Probably not. The research that Reuters story was based on was later cited as using a potentially unreliable test that could have been affected by all of the subjects being older smokers.
As noted by Hilmar, Tumori Journal in Italy published Unexpected detection of SARS-CoV-2 antibodies in the prepandemic period in Italy, placing the earliest cases in Italy in September 2019. (Tumori Journal focuses on cancer, not epidemiology.)
This would be three months before the generally accepted first reports of the outbreak in China in December 2019 and four months before the first official reported case of Covid-19 in Italy from Jan. 3, 2020. There are some stories that talk about a Chinese patient who was sick in November 2019 who was later determined to have Covid-19, but the timing isn't clear, so it would be significant for Covid to be spreading in Italy months before it was noticed in China.
There is a comment on the original study from a group of Italian rheumatologists arguing that the method used by these cancer researchers to infer the presence of Covid-19 in earlier patients was flawed. They note that the data came from a study of 959 healthy smokers ages 55-65 across Italy who were enrolled in a cancer screening study. The serological tests detected the "presence of immunoglobulin M (IgM) and immunoglobulin G (IgG) antibodies to SARS-CoV-2." The rheumatologists note that, in short, smoking leads to an immunological reaction that generates false positives in this sort of testing and that the results should have been directly verified with molecular testing for the presence of Covid:
"Although serologic surveys are valuable tools for understanding public health, they can still suffer from some problems: they are indirect measures of the presence of the infection and do not have complete diagnostic reliability. The gold standard for diagnosing coronavirus disease 2019 (COVID-19) is molecular testing."
Addressing the criticisms and at the request of the World Health Organization, the original authors later had 29 original samples independently retested and published a followup in December 2021: Timeline of SARS-CoV-2 Spread in Italy: Results from an Independent Serological Retesting. That testing confirmed the earliest IGM-positive test as having been collected on Oct. 10, 2019. After some hypothesizing that a progenitor of Covid-19 may have spread in China much earlier than known and been carried to the industrial regions of Italy as early as June 2019, the authors acknowledge about their research: "the findings of these studies are only partially confirmed due to the heterogeneity of methods utilized and the risk of non-specific signals in serological assays."
In short, the evidence was suggestive, but the testing method was not conclusive.
Another study, A serological investigation in Southern Italy: was SARS-CoV-2 circulating in late 2019?, also says "these findings may indicate early circulation of SARS-CoV-2 in Apulia region in the autumn of 2019. However, it cannot be completely ruled out that the observed sero-reactivity could be an unknown antigen specificity in another virus to which subjects were exposed containing an epitope adventitiously cross-reactive with an epitope of SARS-CoV-2."

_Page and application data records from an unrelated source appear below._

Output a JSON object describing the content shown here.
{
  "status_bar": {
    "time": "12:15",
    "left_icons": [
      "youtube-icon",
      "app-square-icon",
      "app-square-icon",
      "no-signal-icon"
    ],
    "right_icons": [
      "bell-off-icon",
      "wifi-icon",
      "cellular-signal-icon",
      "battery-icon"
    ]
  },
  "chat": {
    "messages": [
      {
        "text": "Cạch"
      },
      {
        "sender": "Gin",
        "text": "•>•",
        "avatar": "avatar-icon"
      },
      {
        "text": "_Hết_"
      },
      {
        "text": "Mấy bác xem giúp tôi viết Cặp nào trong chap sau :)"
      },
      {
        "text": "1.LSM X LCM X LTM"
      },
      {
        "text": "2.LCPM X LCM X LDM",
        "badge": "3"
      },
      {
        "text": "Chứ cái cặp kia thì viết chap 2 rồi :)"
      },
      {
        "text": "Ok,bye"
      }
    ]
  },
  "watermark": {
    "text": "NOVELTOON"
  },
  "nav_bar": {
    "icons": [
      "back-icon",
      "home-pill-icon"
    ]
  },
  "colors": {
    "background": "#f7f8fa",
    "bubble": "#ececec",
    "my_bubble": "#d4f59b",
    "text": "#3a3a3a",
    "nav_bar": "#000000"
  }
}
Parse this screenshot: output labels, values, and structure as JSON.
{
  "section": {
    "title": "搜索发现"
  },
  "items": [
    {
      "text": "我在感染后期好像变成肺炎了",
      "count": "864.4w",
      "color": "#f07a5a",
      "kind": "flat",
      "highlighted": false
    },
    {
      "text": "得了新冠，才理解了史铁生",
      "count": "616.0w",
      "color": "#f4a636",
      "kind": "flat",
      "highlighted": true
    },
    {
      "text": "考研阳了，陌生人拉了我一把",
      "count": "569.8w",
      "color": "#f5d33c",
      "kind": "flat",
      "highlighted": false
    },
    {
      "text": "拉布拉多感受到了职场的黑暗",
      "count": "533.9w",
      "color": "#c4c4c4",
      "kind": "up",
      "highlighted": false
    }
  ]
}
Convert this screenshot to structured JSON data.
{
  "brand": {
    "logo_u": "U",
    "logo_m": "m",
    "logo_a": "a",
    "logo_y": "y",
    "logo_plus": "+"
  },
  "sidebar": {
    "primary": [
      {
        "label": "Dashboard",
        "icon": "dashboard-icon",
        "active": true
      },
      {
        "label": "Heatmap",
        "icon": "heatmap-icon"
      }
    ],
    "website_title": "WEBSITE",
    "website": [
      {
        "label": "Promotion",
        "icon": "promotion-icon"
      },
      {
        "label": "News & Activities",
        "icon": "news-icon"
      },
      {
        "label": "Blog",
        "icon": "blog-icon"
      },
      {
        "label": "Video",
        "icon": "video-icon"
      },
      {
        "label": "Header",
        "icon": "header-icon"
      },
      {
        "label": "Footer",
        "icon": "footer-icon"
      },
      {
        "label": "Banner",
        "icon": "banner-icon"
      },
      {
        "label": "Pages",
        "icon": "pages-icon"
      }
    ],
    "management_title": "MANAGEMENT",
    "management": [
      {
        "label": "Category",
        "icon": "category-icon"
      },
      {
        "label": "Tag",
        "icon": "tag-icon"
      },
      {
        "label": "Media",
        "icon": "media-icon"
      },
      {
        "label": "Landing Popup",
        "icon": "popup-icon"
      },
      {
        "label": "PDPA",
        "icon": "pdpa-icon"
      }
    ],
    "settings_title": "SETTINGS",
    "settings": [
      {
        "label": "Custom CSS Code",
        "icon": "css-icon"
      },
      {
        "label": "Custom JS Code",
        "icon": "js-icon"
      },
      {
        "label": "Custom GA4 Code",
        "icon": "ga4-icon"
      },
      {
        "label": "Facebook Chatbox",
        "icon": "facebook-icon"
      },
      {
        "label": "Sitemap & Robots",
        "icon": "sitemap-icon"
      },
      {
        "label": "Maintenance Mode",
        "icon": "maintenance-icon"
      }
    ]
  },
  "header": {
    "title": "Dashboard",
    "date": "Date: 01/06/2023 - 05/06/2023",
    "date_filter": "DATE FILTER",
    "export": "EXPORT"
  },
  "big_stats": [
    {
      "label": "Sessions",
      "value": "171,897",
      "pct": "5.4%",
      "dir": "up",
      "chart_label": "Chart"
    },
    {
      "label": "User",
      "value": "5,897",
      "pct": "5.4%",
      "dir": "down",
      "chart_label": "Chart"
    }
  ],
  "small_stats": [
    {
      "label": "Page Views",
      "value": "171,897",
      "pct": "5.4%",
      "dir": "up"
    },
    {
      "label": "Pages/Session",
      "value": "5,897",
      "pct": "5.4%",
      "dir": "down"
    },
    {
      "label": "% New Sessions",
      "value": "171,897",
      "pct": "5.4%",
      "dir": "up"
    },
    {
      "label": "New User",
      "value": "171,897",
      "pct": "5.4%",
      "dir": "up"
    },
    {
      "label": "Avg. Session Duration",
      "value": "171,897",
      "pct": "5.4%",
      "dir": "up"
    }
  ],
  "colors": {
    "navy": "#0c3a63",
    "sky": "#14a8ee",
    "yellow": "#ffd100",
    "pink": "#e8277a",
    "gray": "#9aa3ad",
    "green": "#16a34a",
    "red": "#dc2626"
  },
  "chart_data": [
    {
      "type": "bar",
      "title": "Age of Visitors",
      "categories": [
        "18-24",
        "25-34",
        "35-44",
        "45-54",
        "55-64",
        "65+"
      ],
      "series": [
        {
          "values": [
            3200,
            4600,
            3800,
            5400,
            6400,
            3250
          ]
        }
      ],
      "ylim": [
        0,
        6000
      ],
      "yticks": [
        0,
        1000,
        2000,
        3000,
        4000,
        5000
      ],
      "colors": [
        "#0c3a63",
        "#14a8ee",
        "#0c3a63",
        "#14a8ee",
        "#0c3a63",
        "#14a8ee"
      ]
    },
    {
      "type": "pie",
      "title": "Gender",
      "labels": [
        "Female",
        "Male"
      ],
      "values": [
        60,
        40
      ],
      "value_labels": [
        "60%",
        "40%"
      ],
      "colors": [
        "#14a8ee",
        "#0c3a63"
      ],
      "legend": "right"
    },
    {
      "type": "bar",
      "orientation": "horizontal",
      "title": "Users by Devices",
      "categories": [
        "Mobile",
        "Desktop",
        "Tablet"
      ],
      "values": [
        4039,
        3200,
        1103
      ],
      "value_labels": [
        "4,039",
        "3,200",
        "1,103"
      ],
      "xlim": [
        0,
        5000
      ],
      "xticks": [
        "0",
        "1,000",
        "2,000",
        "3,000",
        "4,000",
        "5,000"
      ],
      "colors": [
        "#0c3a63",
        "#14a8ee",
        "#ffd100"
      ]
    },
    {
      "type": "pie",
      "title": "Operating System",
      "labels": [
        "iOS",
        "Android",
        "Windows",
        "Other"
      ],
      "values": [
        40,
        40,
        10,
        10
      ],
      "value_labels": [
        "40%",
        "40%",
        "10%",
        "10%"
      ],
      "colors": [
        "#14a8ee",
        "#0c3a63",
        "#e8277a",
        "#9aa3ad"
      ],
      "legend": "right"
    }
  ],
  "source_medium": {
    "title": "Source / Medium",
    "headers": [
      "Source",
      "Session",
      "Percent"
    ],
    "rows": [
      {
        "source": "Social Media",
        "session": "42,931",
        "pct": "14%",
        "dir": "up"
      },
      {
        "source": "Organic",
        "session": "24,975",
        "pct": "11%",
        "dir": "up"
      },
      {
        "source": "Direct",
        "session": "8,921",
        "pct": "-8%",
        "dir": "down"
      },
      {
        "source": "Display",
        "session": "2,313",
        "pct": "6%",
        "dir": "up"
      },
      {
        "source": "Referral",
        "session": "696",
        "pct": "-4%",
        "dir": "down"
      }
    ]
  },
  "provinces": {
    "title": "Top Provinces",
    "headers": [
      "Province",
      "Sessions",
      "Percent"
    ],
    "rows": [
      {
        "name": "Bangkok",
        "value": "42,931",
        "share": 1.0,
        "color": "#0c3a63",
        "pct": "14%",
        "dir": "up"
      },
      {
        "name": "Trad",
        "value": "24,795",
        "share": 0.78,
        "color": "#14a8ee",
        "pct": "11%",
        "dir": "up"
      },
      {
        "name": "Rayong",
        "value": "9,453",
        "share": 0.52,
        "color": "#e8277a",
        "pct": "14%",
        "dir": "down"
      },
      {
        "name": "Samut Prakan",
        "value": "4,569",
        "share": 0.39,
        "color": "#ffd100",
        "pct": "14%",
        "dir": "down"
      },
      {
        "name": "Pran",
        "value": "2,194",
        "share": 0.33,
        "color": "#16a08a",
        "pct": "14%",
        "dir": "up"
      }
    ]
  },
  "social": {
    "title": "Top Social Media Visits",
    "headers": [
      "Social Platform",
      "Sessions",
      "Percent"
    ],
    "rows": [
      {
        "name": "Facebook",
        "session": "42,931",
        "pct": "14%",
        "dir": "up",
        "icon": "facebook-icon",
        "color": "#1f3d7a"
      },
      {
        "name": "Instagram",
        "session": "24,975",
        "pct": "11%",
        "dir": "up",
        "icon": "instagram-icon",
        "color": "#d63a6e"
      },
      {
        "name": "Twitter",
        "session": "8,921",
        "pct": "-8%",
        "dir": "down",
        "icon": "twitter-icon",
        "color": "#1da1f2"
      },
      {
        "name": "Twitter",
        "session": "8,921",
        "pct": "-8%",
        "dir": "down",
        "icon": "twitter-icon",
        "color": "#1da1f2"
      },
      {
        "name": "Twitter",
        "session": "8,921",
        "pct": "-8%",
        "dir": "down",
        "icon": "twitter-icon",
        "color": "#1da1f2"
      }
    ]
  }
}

The possibility there being that a related SARS virus -- of which there may have been many -- or some Covid-19 precursor was in the environment, generating the same serological response without actually being Covid-19. (Which raises the question: If there was a virus like Covid-19 in the environment that wasn't spreading like Covid-19 and wasn't as lethal as Covid-19, can you say it was Covid-19?)